But Maryland also has a number of established weapons in the run game, and they definitely want to be able to live and die with their running attack, much like Michigan. I think they’ll be able to get that up and running right away (they already showed us that this past year), while the passing game situation will be a few years away from really blossoming. Then, I think, Maryland will be able to challenge the Wolverines on a regular basis.

Andrew: We often take for granted the fact that we have the quarterback whisperer who could turn Santa Claus into a viable threat. The quarterback play seemingly cripples this offense against the top tier teams. Last season against Michigan every play felt like a jet sweep or a slight variation of it . My God, Wisconsin’s Jazz Peavy would love this system.

How much does the quarterback play need to improve to get this team to .500 in 2017?

Nick: That’s a good question. I think the future is most certainly Kasim Hill, who’s an incoming freshman in the 2017 class (and not an early enrollee, either). I’m high on him as a prospect who’s been able to turn his natural athleticism into quick feet in the pocket, good technique and a reasonably strong throwing arm, who can certainly run and move the pocket and do those sorts of things.
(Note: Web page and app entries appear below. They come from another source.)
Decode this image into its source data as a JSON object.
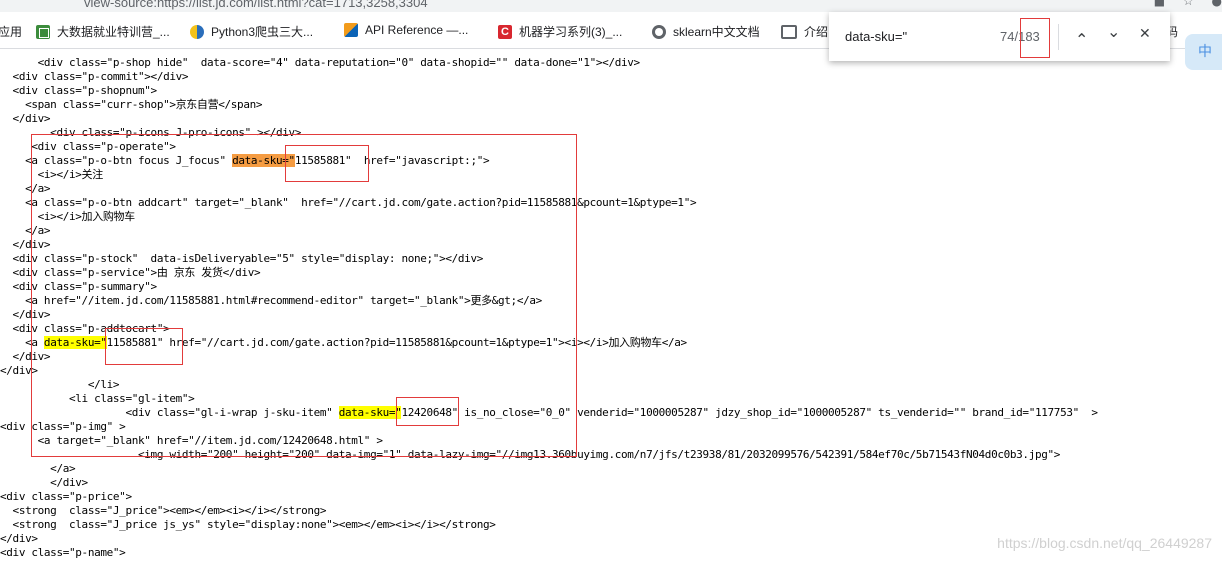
{
  "browser": {
    "url": "view-source:https://list.jd.com/list.html?cat=1713,3258,3304",
    "icons": {
      "extension": "extension-icon",
      "star": "star-icon",
      "profile": "profile-icon"
    }
  },
  "bookmarks": [
    {
      "label": "应用",
      "icon": "apps-icon"
    },
    {
      "label": "大数据就业特训营_...",
      "icon": "green-site-icon"
    },
    {
      "label": "Python3爬虫三大...",
      "icon": "python-icon"
    },
    {
      "label": "API Reference —...",
      "icon": "api-icon"
    },
    {
      "label": "机器学习系列(3)_...",
      "icon": "csdn-icon",
      "glyph": "C"
    },
    {
      "label": "sklearn中文文档",
      "icon": "globe-icon"
    },
    {
      "label": "介绍",
      "icon": "book-icon"
    }
  ],
  "bookmarks_tail": "码",
  "side_tab": "中",
  "find_bar": {
    "query": "data-sku=\"",
    "current": "74",
    "total": "183",
    "separator": "/",
    "prev_glyph": "⌃",
    "next_glyph": "⌄",
    "close_glyph": "✕"
  },
  "source_lines": [
    {
      "t": "      <div class=\"p-shop hide\"  data-score=\"4\" data-reputation=\"0\" data-shopid=\"\" data-done=\"1\"></div>"
    },
    {
      "t": "  <div class=\"p-commit\"></div>"
    },
    {
      "t": "  <div class=\"p-shopnum\">"
    },
    {
      "t": "    <span class=\"curr-shop\">京东自营</span>"
    },
    {
      "t": "  </div>"
    },
    {
      "t": "        <div class=\"p-icons J-pro-icons\" ></div>"
    },
    {
      "t": "     <div class=\"p-operate\">"
    },
    {
      "pre": "    <a class=\"p-o-btn focus J_focus\" ",
      "hl": "data-sku=\"",
      "hlcolor": "orange",
      "post": "11585881\"  href=\"javascript:;\">"
    },
    {
      "t": "      <i></i>关注"
    },
    {
      "t": "    </a>"
    },
    {
      "t": "    <a class=\"p-o-btn addcart\" target=\"_blank\"  href=\"//cart.jd.com/gate.action?pid=11585881&pcount=1&ptype=1\">"
    },
    {
      "t": "      <i></i>加入购物车"
    },
    {
      "t": "    </a>"
    },
    {
      "t": "  </div>"
    },
    {
      "t": "  <div class=\"p-stock\"  data-isDeliveryable=\"5\" style=\"display: none;\"></div>"
    },
    {
      "t": "  <div class=\"p-service\">由 京东 发货</div>"
    },
    {
      "t": "  <div class=\"p-summary\">"
    },
    {
      "t": "    <a href=\"//item.jd.com/11585881.html#recommend-editor\" target=\"_blank\">更多&gt;</a>"
    },
    {
      "t": "  </div>"
    },
    {
      "t": "  <div class=\"p-addtocart\">"
    },
    {
      "pre": "    <a ",
      "hl": "data-sku=\"",
      "hlcolor": "yellow",
      "post": "11585881\" href=\"//cart.jd.com/gate.action?pid=11585881&pcount=1&ptype=1\"><i></i>加入购物车</a>"
    },
    {
      "t": "  </div>"
    },
    {
      "t": "</div>"
    },
    {
      "t": "              </li>"
    },
    {
      "t": "           <li class=\"gl-item\">"
    },
    {
      "pre": "                    <div class=\"gl-i-wrap j-sku-item\" ",
      "hl": "data-sku=\"",
      "hlcolor": "yellow",
      "post": "12420648\" is_no_close=\"0_0\" venderid=\"1000005287\" jdzy_shop_id=\"1000005287\" ts_venderid=\"\" brand_id=\"117753\"  >"
    },
    {
      "t": "<div class=\"p-img\" >"
    },
    {
      "t": "      <a target=\"_blank\" href=\"//item.jd.com/12420648.html\" >"
    },
    {
      "t": "                      <img width=\"200\" height=\"200\" data-img=\"1\" data-lazy-img=\"//img13.360buyimg.com/n7/jfs/t23938/81/2032099576/542391/584ef70c/5b71543fN04d0c0b3.jpg\">"
    },
    {
      "t": "        </a>"
    },
    {
      "t": "        </div>"
    },
    {
      "t": "<div class=\"p-price\">"
    },
    {
      "t": "  <strong  class=\"J_price\"><em></em><i></i></strong>"
    },
    {
      "t": "  <strong  class=\"J_price js_ys\" style=\"display:none\"><em></em><i></i></strong>"
    },
    {
      "t": "</div>"
    },
    {
      "t": "<div class=\"p-name\">"
    }
  ],
  "watermark": "https://blog.csdn.net/qq_26449287",
  "colors": {
    "annotation_red": "#e23b3b",
    "highlight_current": "#f59c42",
    "highlight_match": "#ffff00"
  }
}
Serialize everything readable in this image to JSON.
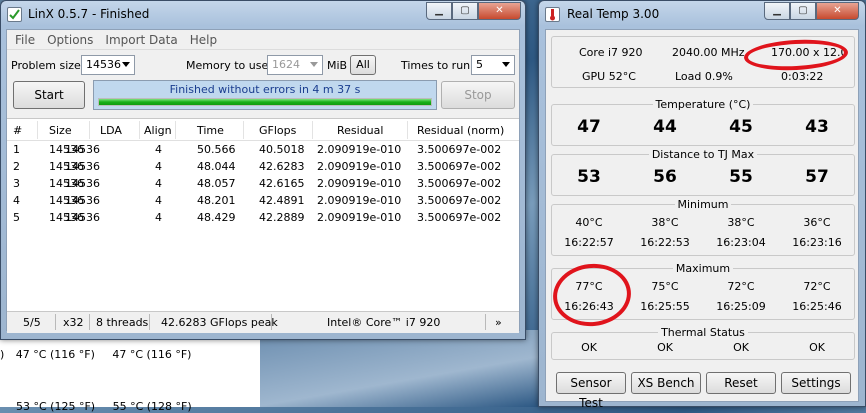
{
  "desktop": {
    "row1": {
      "a": ")",
      "b": "47 °C  (116 °F)",
      "c": "47 °C  (116 °F)"
    },
    "row2": {
      "b": "53 °C  (125 °F)",
      "c": "55 °C  (128 °F)"
    }
  },
  "linx": {
    "title": "LinX 0.5.7 - Finished",
    "menu": [
      "File",
      "Options",
      "Import Data",
      "Help"
    ],
    "problem_size_label": "Problem size:",
    "problem_size": "14536",
    "memory_label": "Memory to use:",
    "memory_value": "1624",
    "memory_unit": "MiB",
    "all_label": "All",
    "times_label": "Times to run:",
    "times_value": "5",
    "start_label": "Start",
    "stop_label": "Stop",
    "progress_text": "Finished without errors in 4 m 37 s",
    "progress_fraction": 1.0,
    "columns": [
      "#",
      "Size",
      "LDA",
      "Align",
      "Time",
      "GFlops",
      "Residual",
      "Residual (norm)"
    ],
    "rows": [
      [
        "1",
        "14536",
        "14536",
        "4",
        "50.566",
        "40.5018",
        "2.090919e-010",
        "3.500697e-002"
      ],
      [
        "2",
        "14536",
        "14536",
        "4",
        "48.044",
        "42.6283",
        "2.090919e-010",
        "3.500697e-002"
      ],
      [
        "3",
        "14536",
        "14536",
        "4",
        "48.057",
        "42.6165",
        "2.090919e-010",
        "3.500697e-002"
      ],
      [
        "4",
        "14536",
        "14536",
        "4",
        "48.201",
        "42.4891",
        "2.090919e-010",
        "3.500697e-002"
      ],
      [
        "5",
        "14536",
        "14536",
        "4",
        "48.429",
        "42.2889",
        "2.090919e-010",
        "3.500697e-002"
      ]
    ],
    "status": {
      "progress": "5/5",
      "arch": "x32",
      "threads": "8 threads",
      "peak": "42.6283 GFlops peak",
      "cpu": "Intel® Core™ i7 920",
      "more": "»"
    }
  },
  "realtemp": {
    "title": "Real Temp 3.00",
    "cpu_name": "Core i7 920",
    "frequency": "2040.00 MHz",
    "multiplier": "170.00 x 12.0",
    "gpu": "GPU  52°C",
    "load": "Load  0.9%",
    "elapsed": "0:03:22",
    "temperature": {
      "title": "Temperature (°C)",
      "values": [
        "47",
        "44",
        "45",
        "43"
      ]
    },
    "distance": {
      "title": "Distance to TJ Max",
      "values": [
        "53",
        "56",
        "55",
        "57"
      ]
    },
    "minimum": {
      "title": "Minimum",
      "temps": [
        "40°C",
        "38°C",
        "38°C",
        "36°C"
      ],
      "times": [
        "16:22:57",
        "16:22:53",
        "16:23:04",
        "16:23:16"
      ]
    },
    "maximum": {
      "title": "Maximum",
      "temps": [
        "77°C",
        "75°C",
        "72°C",
        "72°C"
      ],
      "times": [
        "16:26:43",
        "16:25:55",
        "16:25:09",
        "16:25:46"
      ]
    },
    "thermal": {
      "title": "Thermal Status",
      "values": [
        "OK",
        "OK",
        "OK",
        "OK"
      ]
    },
    "buttons": {
      "sensor_test": "Sensor Test",
      "xs_bench": "XS Bench",
      "reset": "Reset",
      "settings": "Settings"
    }
  },
  "icons": [
    "checkbox-icon",
    "thermometer-icon",
    "minimize-icon",
    "maximize-icon",
    "close-icon",
    "dropdown-arrow-icon"
  ],
  "colors": {
    "annotation": "#e0141c",
    "progress": "#18b018",
    "progress_text": "#1a3d8f"
  }
}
But I don’t think he’s going to make a dent at this level early on, so you’re looking at either throwing him to the wolves (not a good option), starting a North Carolina transfer who’s played reserve minutes in a grand total of two games (also not a good option), or turning to a pair of sophomores, Tyrrell Pigrome or Max Bortenschlager.

This year’s spring game pitted Bortenschlager against Tyrrell Pigrome (combined stats from 2016: 51.0% completion rating, 3 touchdowns, 2 picks), and I think Pigrome will earn the starting job. But it’s a whole lot of nothing for the Terps right now - no offense to these guys.

NCAA Football: Maryland at Penn State
Whole lotta nothin. No offense.
Matthew O'Haren-USA TODAY Sports

Andrew: As far as 2017 goes, the short term outlook is very bleak because of their brutal schedule. Open against Tom Herman and Texas; play Minnesota, Ohio State, and Wisconsin on the road; not to mention Northwestern, Michigan, and Penn State at home. We are both optimistic about the future of this program, but with this schedule, is an inevitable regression the harsh reality?

Nick: Good question. I think they might scrape to 6 wins again, but it’s an uphill climb, and it’ll look almost identical to the uphill climb they went through last year to scrape up 6 wins. Durkin’s a perfect coach to make them give 120% effort and stay in good spirits through the tough times, but I’m not savoring that kind of challenge. They’re going to be limited a lot by that passing game.

Andrew: I agree with you that Durkin is an excellent motivator, but this schedule is a bear. I hate to do it, but Maryland will be lucky to see 4-5 wins.